As recently as last week, the tobacco committee for the National Association of Attorneys General received a letter from Martin L. Holton, senior vice president and general counsel for RJR, noting he shares its concern over the ad and “will consider whether there are measures the company can take to help avoid it in the future.” Apparently that wasn’t enough, as more states are considering legal action. Last week, the company said it would halt all print advertising in 2008. — Amy Wicks
WHAT JOURNALISTIC ETHICS?: Forget the iron wall of publishing between advertising and editorial. At Nylon, the wall appears to be made more of, well, nylon. Marvin Scott Jarrett, Nylon’s editor in chief, spoke during a roundtable for the YMA Fashion Scholarship Fund Tuesday, where he told more than 100 FIT students what no journalism school ever would: “I think of advertisers as investors investing in my vision, and it’s hard not to take people who don’t support your magazine in a different breath,” he said. “I run a fashion-entertainment magazine, where it’s not church and state. To me, it’s one big church.” — Whitney Beckett
GUCCI’S REEL MOMENT: The Gucci dynasty could be the subject of a biopic directed by Ridley Scott. A Scott representative confirmed the Oscar-nominated director has been lined up to direct and produce the film through his Scott Free Productions shingle. The film will focus on the figures behind the rise and near fall of the Italian fashion empire in the Seventies and Eighties. Much of the story will revolve around the late Maurizio Gucci, grandson of founder and saddle-maker Guccio Gucci, who battled with his cousins in and out of the courtroom to protect his 50 percent stake in the business. Scott and his partner of eight years, Italian beauty Giannina Facio, have a predilection for fashion. For 2001’s “Hannibal” they turned to Roberto Cavalli, Giorgio Armani, Cerruti and Gucci to outfit stars Julianne Moore, Sir Anthony Hopkins, Gary Oldman and Ray Liotta.

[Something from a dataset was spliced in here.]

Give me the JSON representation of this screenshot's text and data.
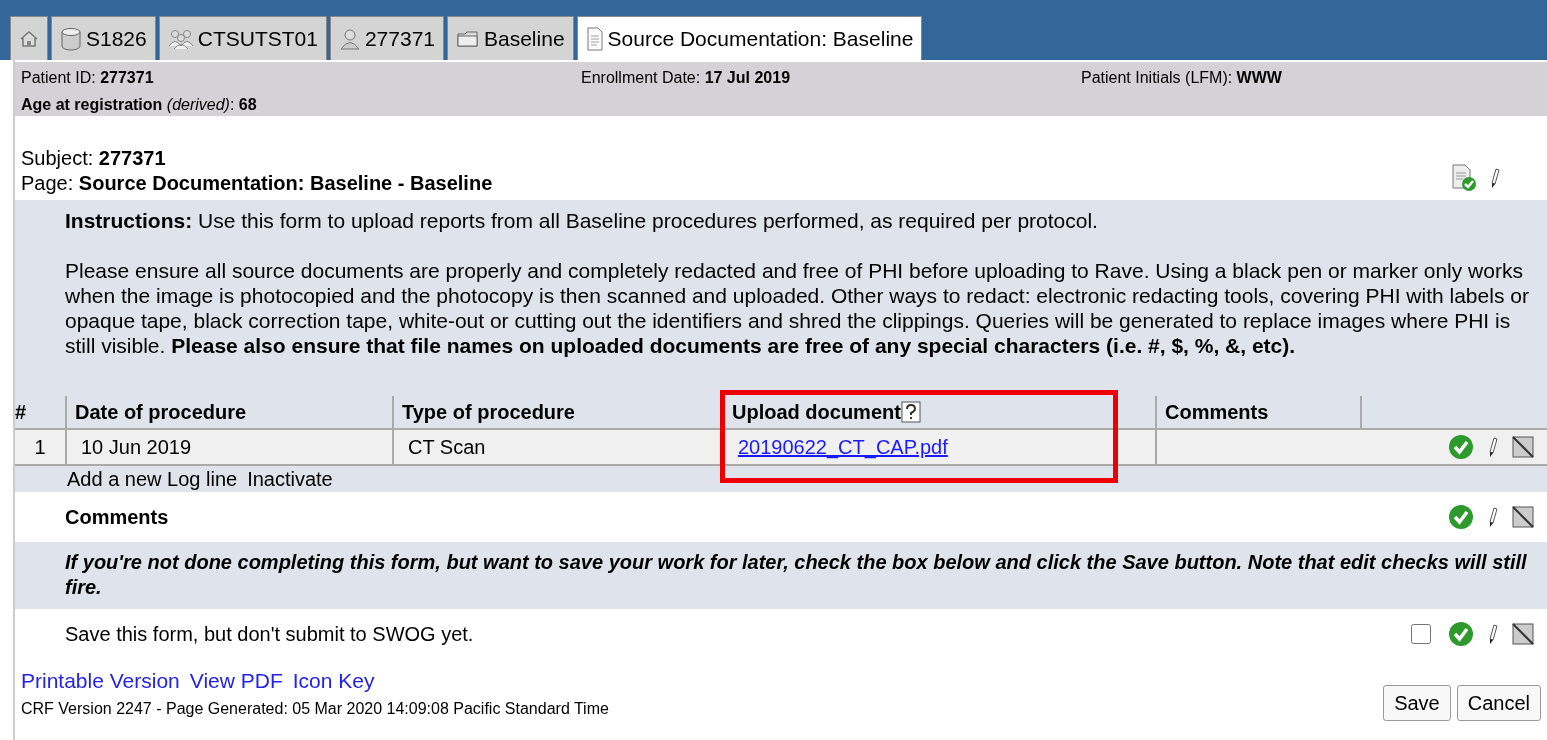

But judging by Scott’s talent for illustrating life’s murkier aspects, the film will likely also chart Maurizio’s stormy relationship with Patrizia Reggiani, whom he married against his father’s wishes in 1972. Reggiani was convicted of hiring a hit man to gun down Maurizio outside his Milan office in 1995, 10 years after the couple split, and is currently serving a 26-year prison sentence.
A spokeswoman for the Gucci brand, which is now owned by PPR, said Tuesday she knew nothing of the project and that the company was not involved.

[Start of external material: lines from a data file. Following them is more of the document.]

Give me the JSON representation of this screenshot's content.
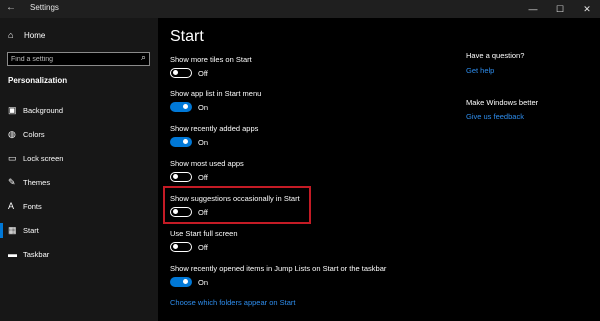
{
  "window": {
    "title": "Settings",
    "back_glyph": "←",
    "minimize_glyph": "—",
    "maximize_glyph": "☐",
    "close_glyph": "✕"
  },
  "sidebar": {
    "home_label": "Home",
    "search_placeholder": "Find a setting",
    "section_label": "Personalization",
    "items": [
      {
        "label": "Background",
        "icon": "image-icon",
        "glyph": "▣"
      },
      {
        "label": "Colors",
        "icon": "palette-icon",
        "glyph": "◍"
      },
      {
        "label": "Lock screen",
        "icon": "lock-screen-icon",
        "glyph": "▭"
      },
      {
        "label": "Themes",
        "icon": "brush-icon",
        "glyph": "✎"
      },
      {
        "label": "Fonts",
        "icon": "font-icon",
        "glyph": "A"
      },
      {
        "label": "Start",
        "icon": "start-icon",
        "glyph": "▦"
      },
      {
        "label": "Taskbar",
        "icon": "taskbar-icon",
        "glyph": "▬"
      }
    ],
    "active_index": 5
  },
  "main": {
    "title": "Start",
    "settings": [
      {
        "label": "Show more tiles on Start",
        "state": "Off",
        "on": false
      },
      {
        "label": "Show app list in Start menu",
        "state": "On",
        "on": true
      },
      {
        "label": "Show recently added apps",
        "state": "On",
        "on": true
      },
      {
        "label": "Show most used apps",
        "state": "Off",
        "on": false
      },
      {
        "label": "Show suggestions occasionally in Start",
        "state": "Off",
        "on": false
      },
      {
        "label": "Use Start full screen",
        "state": "Off",
        "on": false
      },
      {
        "label": "Show recently opened items in Jump Lists on Start or the taskbar",
        "state": "On",
        "on": true
      }
    ],
    "folders_link": "Choose which folders appear on Start"
  },
  "aside": {
    "question_heading": "Have a question?",
    "help_link": "Get help",
    "better_heading": "Make Windows better",
    "feedback_link": "Give us feedback"
  },
  "colors": {
    "accent": "#0078d7",
    "highlight_border": "#c41b25",
    "link": "#2e8ded",
    "sidebar_bg": "#171717",
    "main_bg": "#000000"
  }
}
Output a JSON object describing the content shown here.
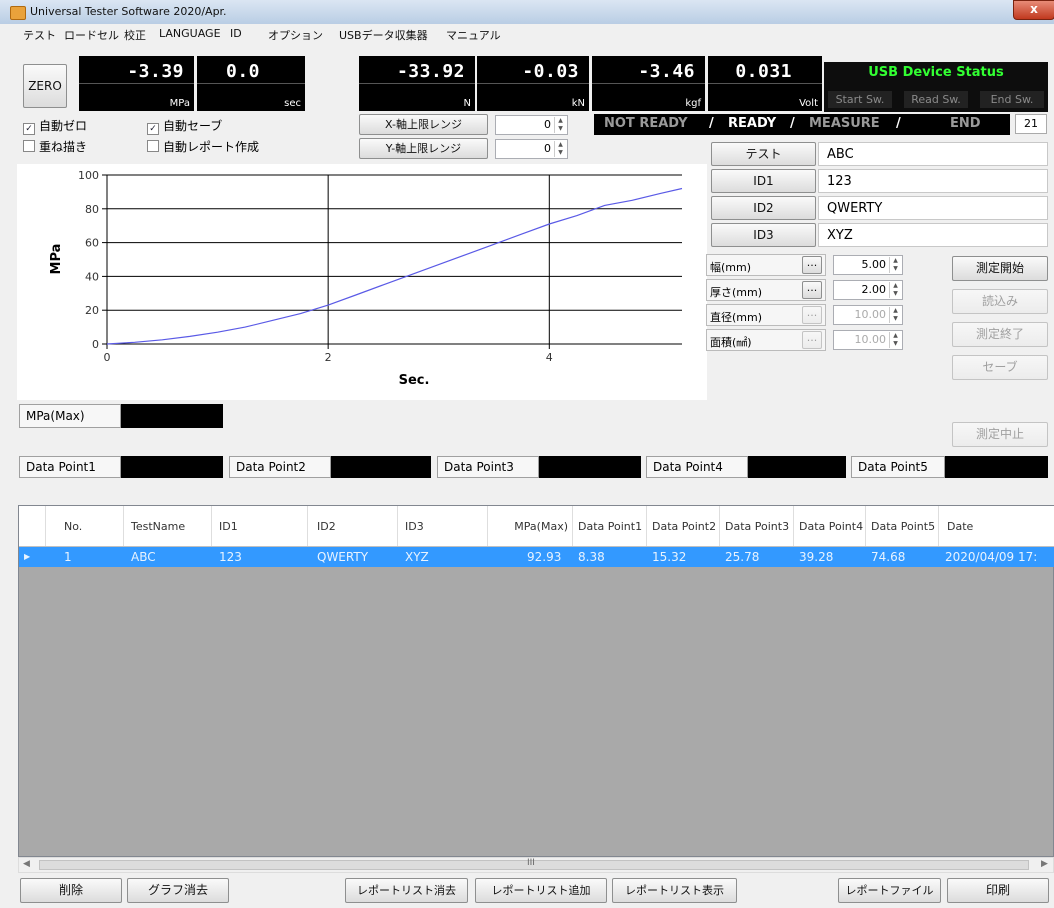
{
  "window": {
    "title": "Universal Tester Software  2020/Apr.",
    "close_label": "x"
  },
  "menu": [
    "テスト",
    "ロードセル",
    "校正",
    "LANGUAGE",
    "ID",
    "オプション",
    "USBデータ収集器",
    "マニュアル"
  ],
  "zero_label": "ZERO",
  "readouts": [
    {
      "value": "-3.39",
      "unit": "MPa"
    },
    {
      "value": "0.0",
      "unit": "sec"
    },
    {
      "value": "-33.92",
      "unit": "N"
    },
    {
      "value": "-0.03",
      "unit": "kN"
    },
    {
      "value": "-3.46",
      "unit": "kgf"
    },
    {
      "value": "0.031",
      "unit": "Volt"
    }
  ],
  "usb": {
    "title": "USB Device Status",
    "start": "Start Sw.",
    "read": "Read Sw.",
    "end": "End Sw."
  },
  "options": {
    "auto_zero": "自動ゼロ",
    "auto_save": "自動セーブ",
    "overlay": "重ね描き",
    "auto_report": "自動レポート作成"
  },
  "range": {
    "x_label": "X-軸上限レンジ",
    "x_value": "0",
    "y_label": "Y-軸上限レンジ",
    "y_value": "0"
  },
  "status": {
    "not_ready": "NOT READY",
    "ready": "READY",
    "measure": "MEASURE",
    "end": "END",
    "slash": "/",
    "count": "21"
  },
  "id_panel": [
    {
      "label": "テスト",
      "value": "ABC"
    },
    {
      "label": "ID1",
      "value": "123"
    },
    {
      "label": "ID2",
      "value": "QWERTY"
    },
    {
      "label": "ID3",
      "value": "XYZ"
    }
  ],
  "dims": [
    {
      "label": "幅(mm)",
      "value": "5.00",
      "enabled": true
    },
    {
      "label": "厚さ(mm)",
      "value": "2.00",
      "enabled": true
    },
    {
      "label": "直径(mm)",
      "value": "10.00",
      "enabled": false
    },
    {
      "label": "面積(㎟)",
      "value": "10.00",
      "enabled": false
    }
  ],
  "dim_button": "...",
  "actions": {
    "start": "測定開始",
    "load": "読込み",
    "finish": "測定終了",
    "save": "セーブ",
    "abort": "測定中止"
  },
  "chart_data": {
    "type": "line",
    "xlabel": "Sec.",
    "ylabel": "MPa",
    "xlim": [
      0,
      5.2
    ],
    "ylim": [
      0,
      100
    ],
    "xticks": [
      "0",
      "2",
      "4"
    ],
    "yticks": [
      "0",
      "20",
      "40",
      "60",
      "80",
      "100"
    ],
    "grid": true,
    "series": [
      {
        "color": "#5a5ae6",
        "x": [
          0,
          0.25,
          0.5,
          0.75,
          1.0,
          1.25,
          1.5,
          1.75,
          2.0,
          2.25,
          2.5,
          2.75,
          3.0,
          3.25,
          3.5,
          3.75,
          4.0,
          4.25,
          4.5,
          4.75,
          5.0,
          5.2
        ],
        "y": [
          0,
          1,
          2.5,
          4.5,
          7,
          10,
          14,
          18,
          23,
          29,
          35,
          41,
          47,
          53,
          59,
          65,
          71,
          76,
          82,
          85,
          89,
          92
        ]
      }
    ]
  },
  "max_label": "MPa(Max)",
  "data_points": [
    "Data Point1",
    "Data Point2",
    "Data Point3",
    "Data Point4",
    "Data Point5"
  ],
  "table": {
    "columns": [
      "No.",
      "TestName",
      "ID1",
      "ID2",
      "ID3",
      "MPa(Max)",
      "Data Point1",
      "Data Point2",
      "Data Point3",
      "Data Point4",
      "Data Point5",
      "Date"
    ],
    "rows": [
      [
        "1",
        "ABC",
        "123",
        "QWERTY",
        "XYZ",
        "92.93",
        "8.38",
        "15.32",
        "25.78",
        "39.28",
        "74.68",
        "2020/04/09 17:"
      ]
    ]
  },
  "scroll_mark": "III",
  "bottom_buttons": [
    "削除",
    "グラフ消去",
    "レポートリスト消去",
    "レポートリスト追加",
    "レポートリスト表示",
    "レポートファイル",
    "印刷"
  ]
}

Scott, whose credits include “Alien,” “Blade Runner,” “Gladiator” and the current hit “American Gangster,” starring Denzel Washington and Russell Crowe, will coproduce the film with Facio. No word yet on who might play Maurizio — let alone the likes of Domenico De Sole or Tom Ford. But given there’s no script and a Writers Guild strike, audiences shouldn’t hold their breath for the project to hit the big screen. It’s more likely they’ll get Gucci’s wait-listed Aviatrix Boston bag before that happens.
— Marcy Medina and Andrew Roberts
REPLACEMENT: Andrew Bevan will join Teen Vogue as associate editor in January. Bevan will take over the “Style Blogger” column from former senior editor Kimball Hastings, and will oversee the magazine’s “Talking Fashion” and “People Watching” pages. Bevan will also pen features on style and celebrities. Prior to joining Teen Vogue, Bevan freelanced for Vogue’s entertainment section. Meanwhile, Hastings today will start his new position as director of celebrity dressing at Ralph Lauren. — Stephanie D. Smith